● **TASK TO COMPLETE**
Return every entry below word for word and leave out any picture.

------------------------------------------------------------------------

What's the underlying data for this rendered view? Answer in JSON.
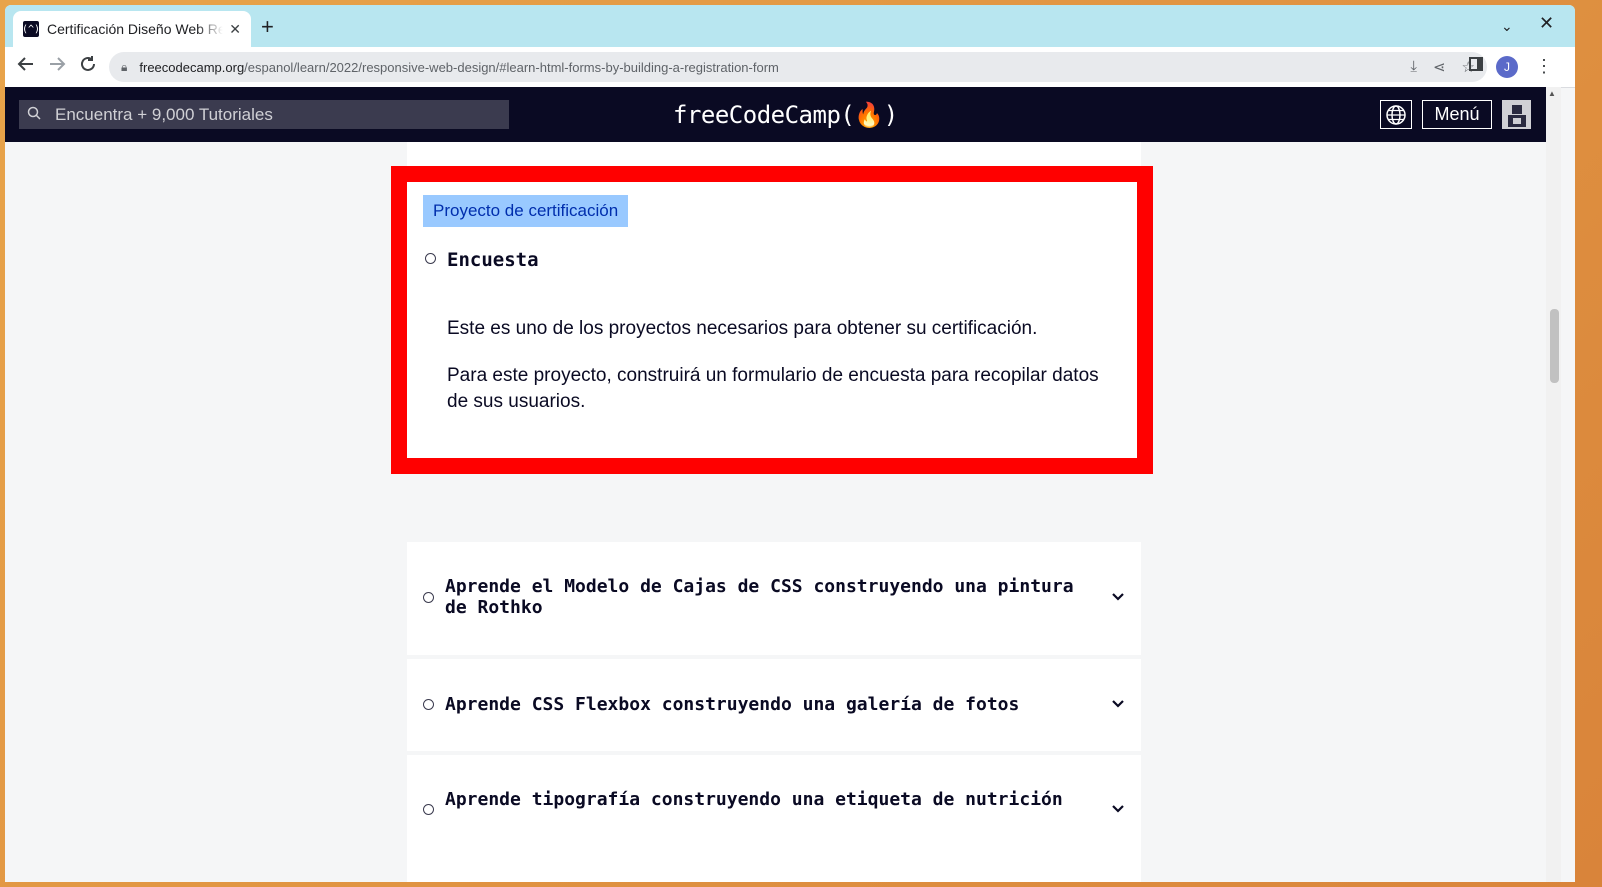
{
  "browser": {
    "tab_title": "Certificación Diseño Web Responsivo",
    "tab_favicon": "(^)",
    "url_host": "freecodecamp.org",
    "url_path": "/espanol/learn/2022/responsive-web-design/#learn-html-forms-by-building-a-registration-form",
    "profile_initial": "J",
    "icons": [
      "back-icon",
      "forward-icon",
      "reload-icon",
      "lock-icon",
      "install-icon",
      "share-icon",
      "star-icon",
      "side-panel-icon",
      "kebab-menu-icon"
    ]
  },
  "site_header": {
    "search_placeholder": "Encuentra + 9,000 Tutoriales",
    "logo": "freeCodeCamp(🔥)",
    "menu_label": "Menú"
  },
  "cert_project": {
    "badge": "Proyecto de certificación",
    "title": "Encuesta",
    "paragraphs": [
      "Este es uno de los proyectos necesarios para obtener su certificación.",
      "Para este proyecto, construirá un formulario de encuesta para recopilar datos de sus usuarios."
    ]
  },
  "blocks": [
    {
      "title": "Aprende el Modelo de Cajas de CSS construyendo una pintura de Rothko"
    },
    {
      "title": "Aprende CSS Flexbox construyendo una galería de fotos"
    },
    {
      "title": "Aprende tipografía construyendo una etiqueta de nutrición"
    }
  ],
  "colors": {
    "header_bg": "#0a0a23",
    "highlight_border": "#ff0000",
    "badge_bg": "#99c9ff",
    "badge_text": "#002ead",
    "tabstrip_bg": "#b8e6f0"
  }
}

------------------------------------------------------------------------

● **ANSWER SPACE**
What's the underlying data for this rendered view? Answer in JSON.
{
  "browser": {
    "tab_title": "Certificación Diseño Web Responsivo",
    "tab_favicon": "(^)",
    "url_host": "freecodecamp.org",
    "url_path": "/espanol/learn/2022/responsive-web-design/#learn-html-forms-by-building-a-registration-form",
    "profile_initial": "J",
    "icons": [
      "back-icon",
      "forward-icon",
      "reload-icon",
      "lock-icon",
      "install-icon",
      "share-icon",
      "star-icon",
      "side-panel-icon",
      "kebab-menu-icon"
    ]
  },
  "site_header": {
    "search_placeholder": "Encuentra + 9,000 Tutoriales",
    "logo": "freeCodeCamp(🔥)",
    "menu_label": "Menú"
  },
  "cert_project": {
    "badge": "Proyecto de certificación",
    "title": "Encuesta",
    "paragraphs": [
      "Este es uno de los proyectos necesarios para obtener su certificación.",
      "Para este proyecto, construirá un formulario de encuesta para recopilar datos de sus usuarios."
    ]
  },
  "blocks": [
    {
      "title": "Aprende el Modelo de Cajas de CSS construyendo una pintura de Rothko"
    },
    {
      "title": "Aprende CSS Flexbox construyendo una galería de fotos"
    },
    {
      "title": "Aprende tipografía construyendo una etiqueta de nutrición"
    }
  ],
  "colors": {
    "header_bg": "#0a0a23",
    "highlight_border": "#ff0000",
    "badge_bg": "#99c9ff",
    "badge_text": "#002ead",
    "tabstrip_bg": "#b8e6f0"
  }
}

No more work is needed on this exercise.